TEACHER - 2 - Teacher
If students are asked what they want to do in class, invariably they will suggest playing games, listening to music and watching movies.
Students play a game at the 9th Southeast Asia Mathematics Competition (SEAMC) held at Bangkok Patana School last year. PURICH TRIVITAYAKHUN
While these three activities can play a useful role in class, games need to be thought through carefully and not just added at the last minute when a few minutes are free or students are showing signs of losing interest in the planned lesson.
Use games to motivate, entertain students
Games are fun and can motivate students to try harder, either during the game itself or leading up to a game if students know it is scheduled later in the class.
If carefully selected, games can provide an entertaining and effective opportunity to review material taught and perhaps introduce a few new ideas that will be dealt with in later classes.
Finally, different games allow for the natural use of language and can help to demonstrate how language learned in class can be used in real life.
Games are serious business: Prepare well
Once a game has been selected as an option for a group based on their age, language ability and the time available, other important preparations must be completed.
First, the game and its rules must be easy to explain, understand, follow and monitor. It is the teacher's responsibility to ensure that instructions are clear, goals are set and outcomes explained.
This will, depending on the game selected, require varying English abilities. While it might be possible to present an advanced game to an intermediate group, the time taken to do so and the possible student frustration in not understanding how to play the game in question need to be considered carefully.
Plan ahead for the most effective use of activities
Games should be incorporated into the teacher's lesson plan at various topic stages. Some games are best scheduled to introduce new ideas, others may be employed to encourage acquisition of ideas, either in terms of accuracy or fluency; and finally, some are most appropriate as an immediate or delayed review of taught material.
It is also important to ensure that enough time has been scheduled to: introduce the game, set out the rules and check that the rules are understood, play the game, and to elicit questions and comments during a feedback session, if necessary.
This might include setting a time limit for the game, setting winning goals in terms of points needed to win, along with some backup ideas as to how a game might be extended if it finishes too quickly or how to cut it short if it seems to be running over the allotted time.

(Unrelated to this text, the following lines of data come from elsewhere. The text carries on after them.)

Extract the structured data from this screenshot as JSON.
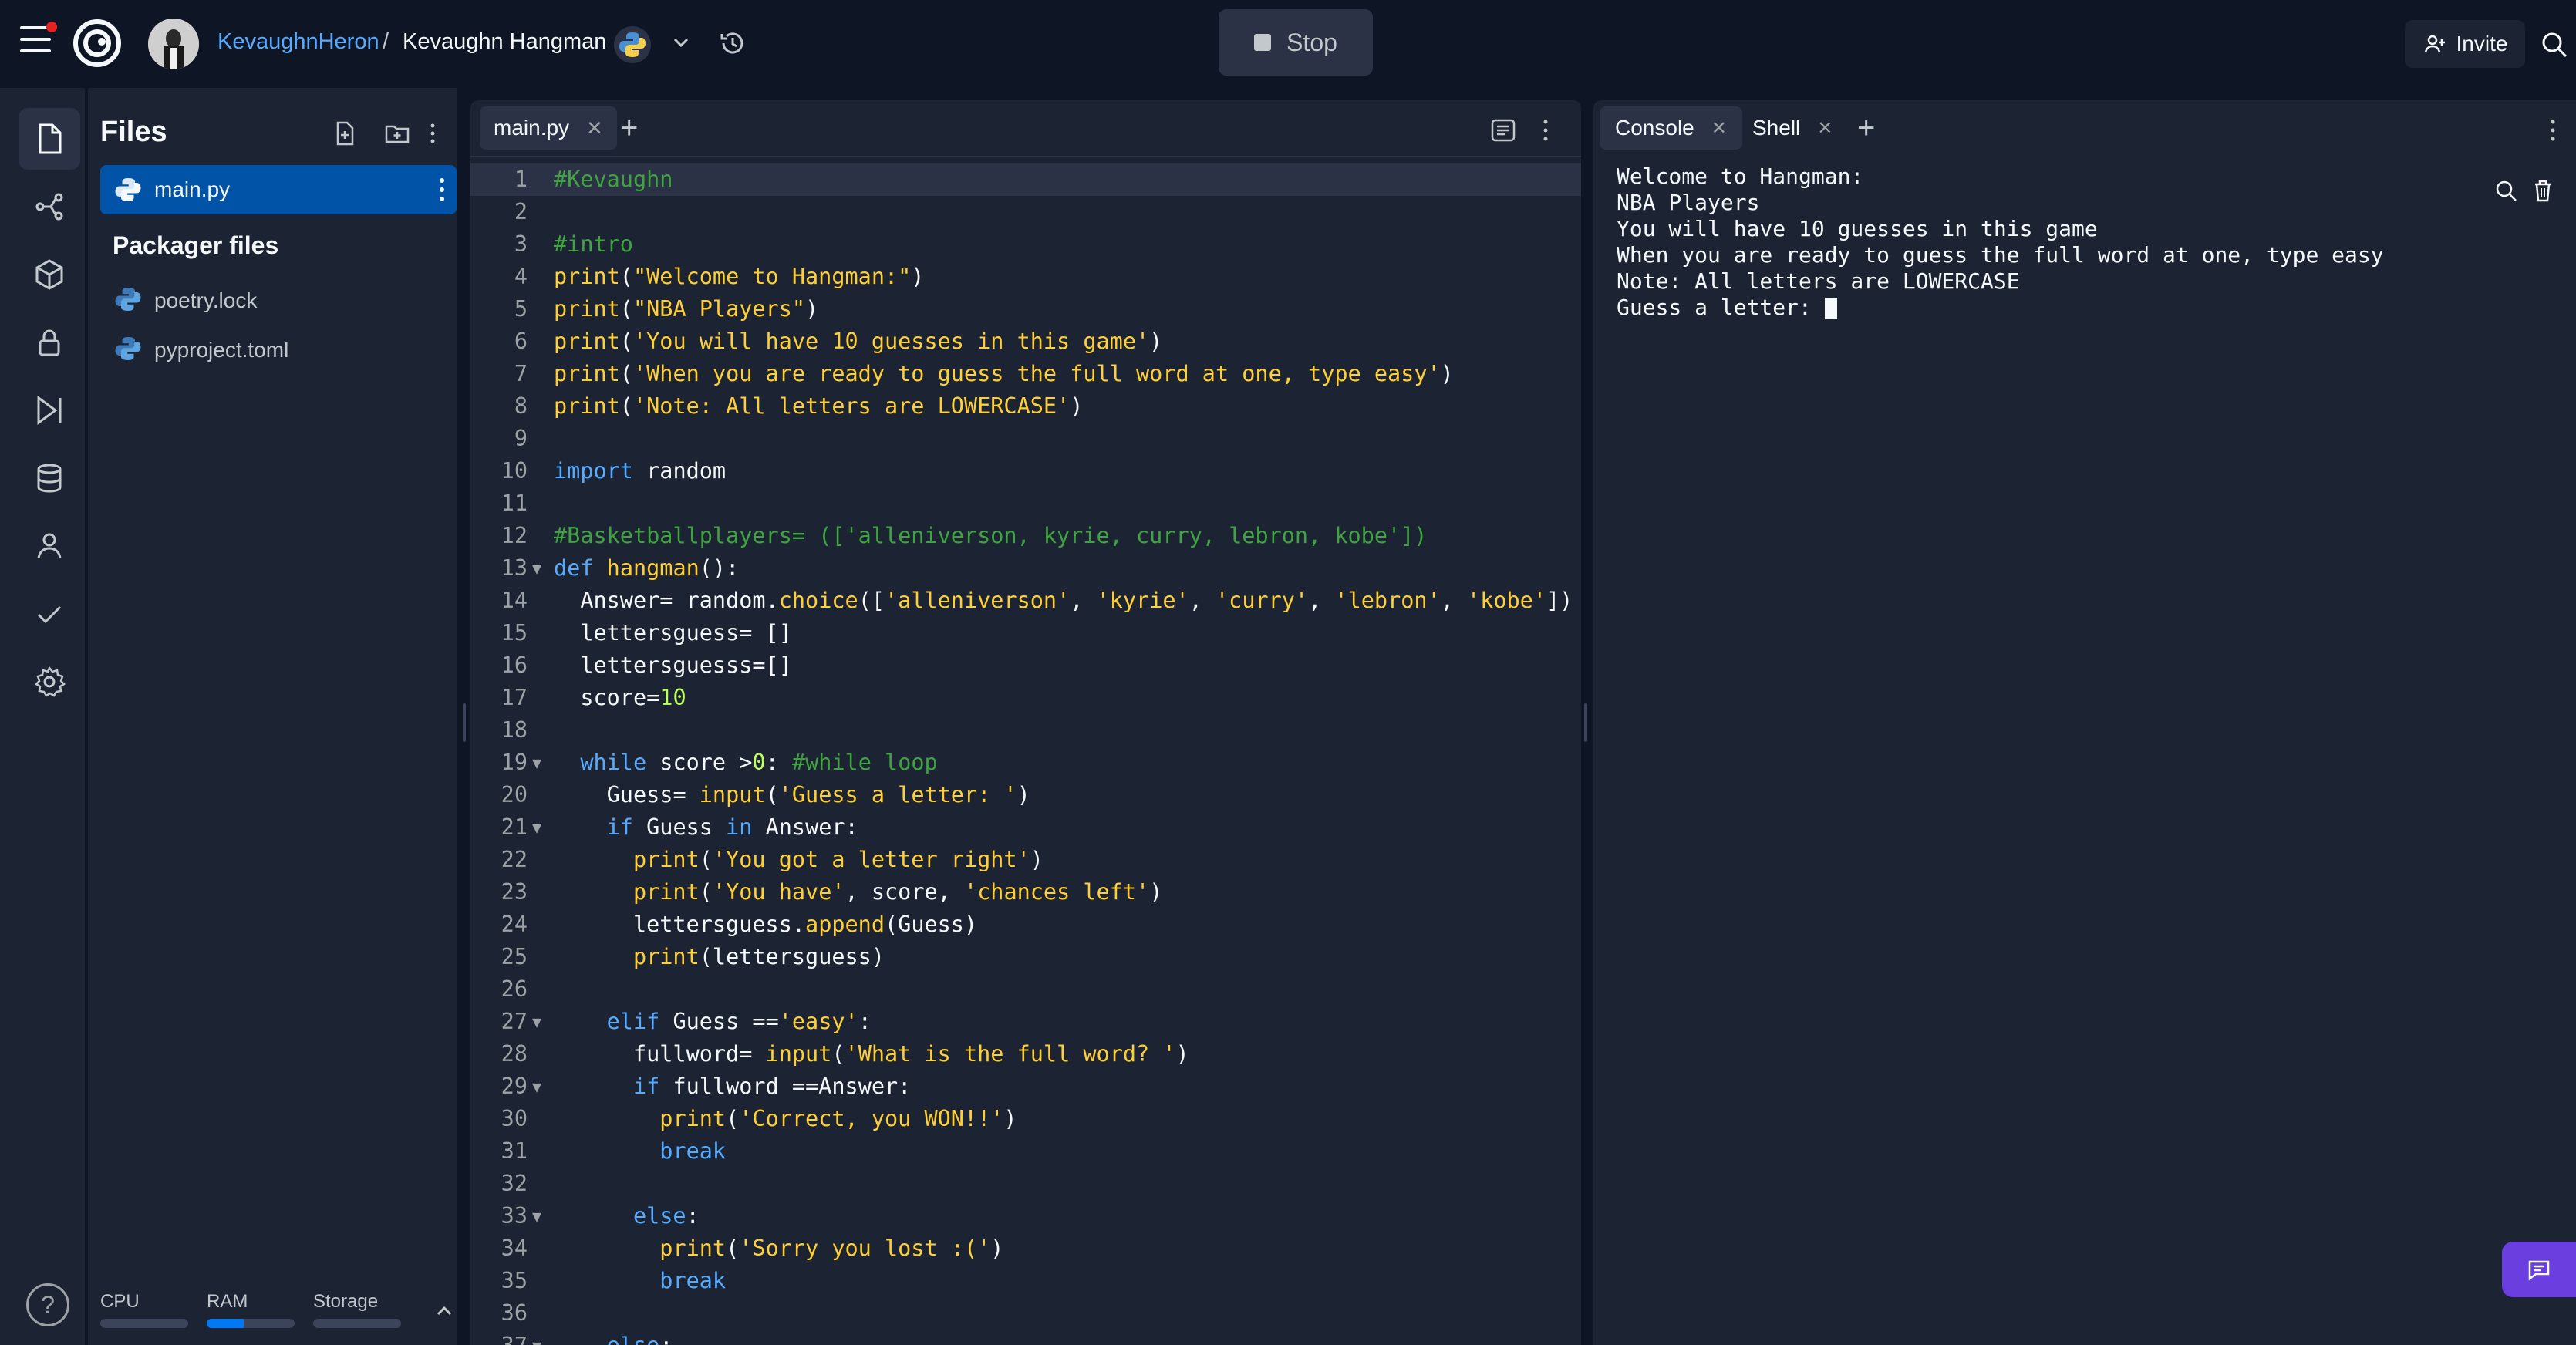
{
  "header": {
    "user": "KevaughnHeron",
    "separator": "/",
    "repl_name": "Kevaughn Hangman",
    "stop_label": "Stop",
    "invite_label": "Invite"
  },
  "rail": {
    "icons": [
      "files-icon",
      "git-icon",
      "packages-icon",
      "secrets-icon",
      "run-icon",
      "database-icon",
      "user-icon",
      "check-icon",
      "settings-icon"
    ],
    "help": "?"
  },
  "files": {
    "title": "Files",
    "active_file": "main.py",
    "packager_title": "Packager files",
    "packager_files": [
      "poetry.lock",
      "pyproject.toml"
    ],
    "usage": {
      "cpu_label": "CPU",
      "ram_label": "RAM",
      "storage_label": "Storage",
      "cpu": 0.0,
      "ram": 0.42,
      "storage": 0.0
    }
  },
  "editor": {
    "tab_label": "main.py",
    "lines": [
      "#Kevaughn",
      "",
      "#intro",
      "print(\"Welcome to Hangman:\")",
      "print(\"NBA Players\")",
      "print('You will have 10 guesses in this game')",
      "print('When you are ready to guess the full word at one, type easy')",
      "print('Note: All letters are LOWERCASE')",
      "",
      "import random",
      "",
      "#Basketballplayers= (['alleniverson, kyrie, curry, lebron, kobe'])",
      "def hangman():",
      "  Answer= random.choice(['alleniverson', 'kyrie', 'curry', 'lebron', 'kobe'])",
      "  lettersguess= []",
      "  lettersguesss=[]",
      "  score=10",
      "",
      "  while score >0: #while loop",
      "    Guess= input('Guess a letter: ')",
      "    if Guess in Answer:",
      "      print('You got a letter right')",
      "      print('You have', score, 'chances left')",
      "      lettersguess.append(Guess)",
      "      print(lettersguess)",
      "",
      "    elif Guess =='easy':",
      "      fullword= input('What is the full word? ')",
      "      if fullword ==Answer:",
      "        print('Correct, you WON!!')",
      "        break",
      "",
      "      else:",
      "        print('Sorry you lost :(')",
      "        break",
      "",
      "    else:"
    ]
  },
  "console": {
    "tabs": [
      "Console",
      "Shell"
    ],
    "output": [
      "Welcome to Hangman:",
      "NBA Players",
      "You will have 10 guesses in this game",
      "When you are ready to guess the full word at one, type easy",
      "Note: All letters are LOWERCASE",
      "Guess a letter: "
    ]
  }
}
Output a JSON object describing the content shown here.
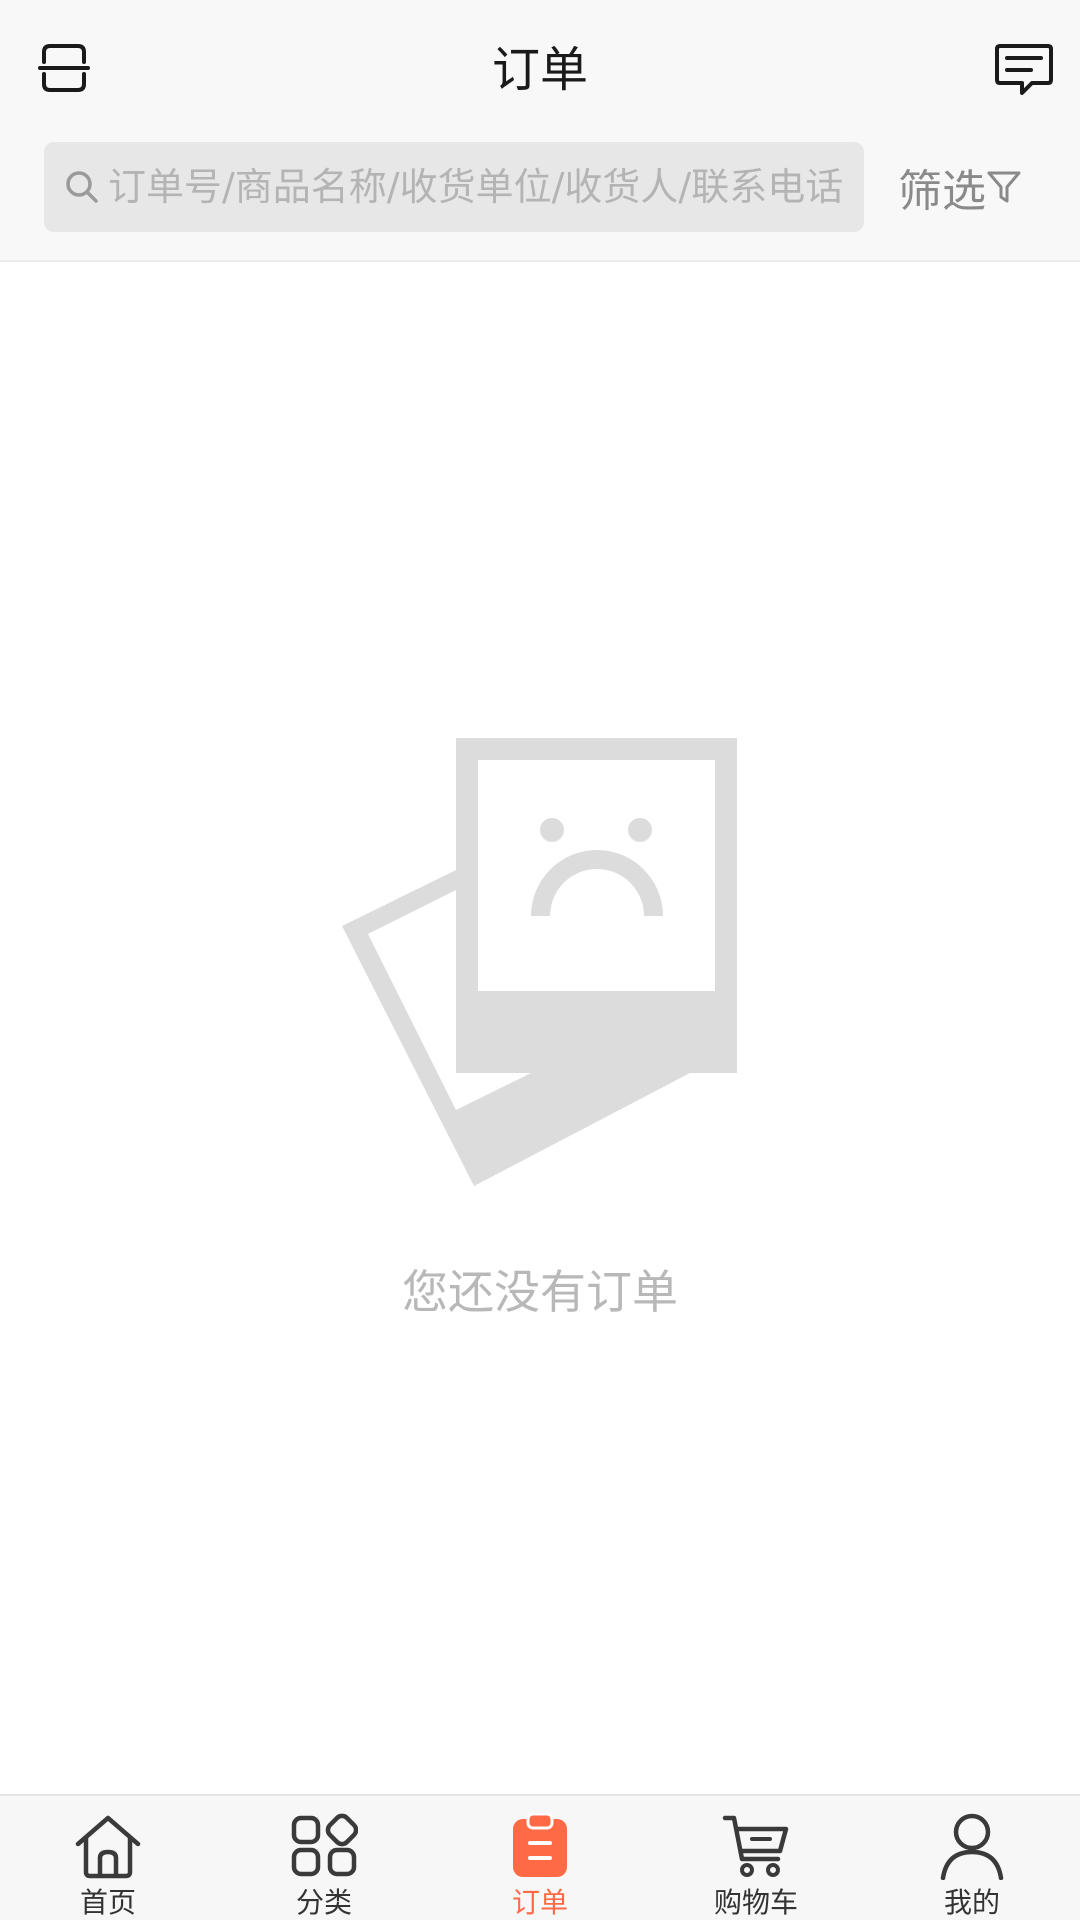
{
  "header": {
    "title": "订单",
    "scan_icon": "scan-icon",
    "message_icon": "message-icon"
  },
  "search": {
    "placeholder": "订单号/商品名称/收货单位/收货人/联系电话",
    "value": "",
    "icon": "search-icon"
  },
  "filter": {
    "label": "筛选",
    "icon": "filter-icon"
  },
  "empty_state": {
    "text": "您还没有订单",
    "icon": "sad-photo-icon"
  },
  "bottom_nav": {
    "items": [
      {
        "label": "首页",
        "icon": "home-icon",
        "active": false
      },
      {
        "label": "分类",
        "icon": "category-icon",
        "active": false
      },
      {
        "label": "订单",
        "icon": "order-icon",
        "active": true
      },
      {
        "label": "购物车",
        "icon": "cart-icon",
        "active": false
      },
      {
        "label": "我的",
        "icon": "profile-icon",
        "active": false
      }
    ]
  },
  "colors": {
    "accent": "#ff6a46",
    "header_bg": "#f8f8f8",
    "search_bg": "#e7e7e7",
    "placeholder_gray": "#b4b4b4",
    "illustration_gray": "#dcdcdc"
  }
}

Vary and combine available game types
The first step is to decide between a cooperative, competitive or communicative game.
A cooperative game is best when one aim of the game is to have students work together to build teamwork or to enable them to know each other better.
Competitive games are useful when students like to break into set groups, with the competition between groups to finish before others, leading to increased language use.
Finally, communicative games are useful when the aim is to encourage fluency rather than accuracy between students on each team and between members of the other teams.
Games in class can be great fun. However, it is important that all students have the opportunity to win. If one student or group dominates, motivation to play can be lost.
Therefore, care should be taken in either selecting a variety of very different games that will result in a different winner each time, or establish a rule that the winning team from a previous game must be broken up and its members added to the other groups.
In conclusion, while the primary goal behind using games is to practise language, while using our students' often natural desire to compete, it is the teacher's role to make certain all students look forward to the next game with the same chances of winning as their classmates.
Dr Timothy Cornwall has been teaching EFL for 30 years and is part of the Shinawatra University faculty. Co-founder of Thailand Educators Network, he can be reached through thaiednet.org , through his
web site hspeechwork.co.th , at firstname.lastname@example.org or on 081-834-8982.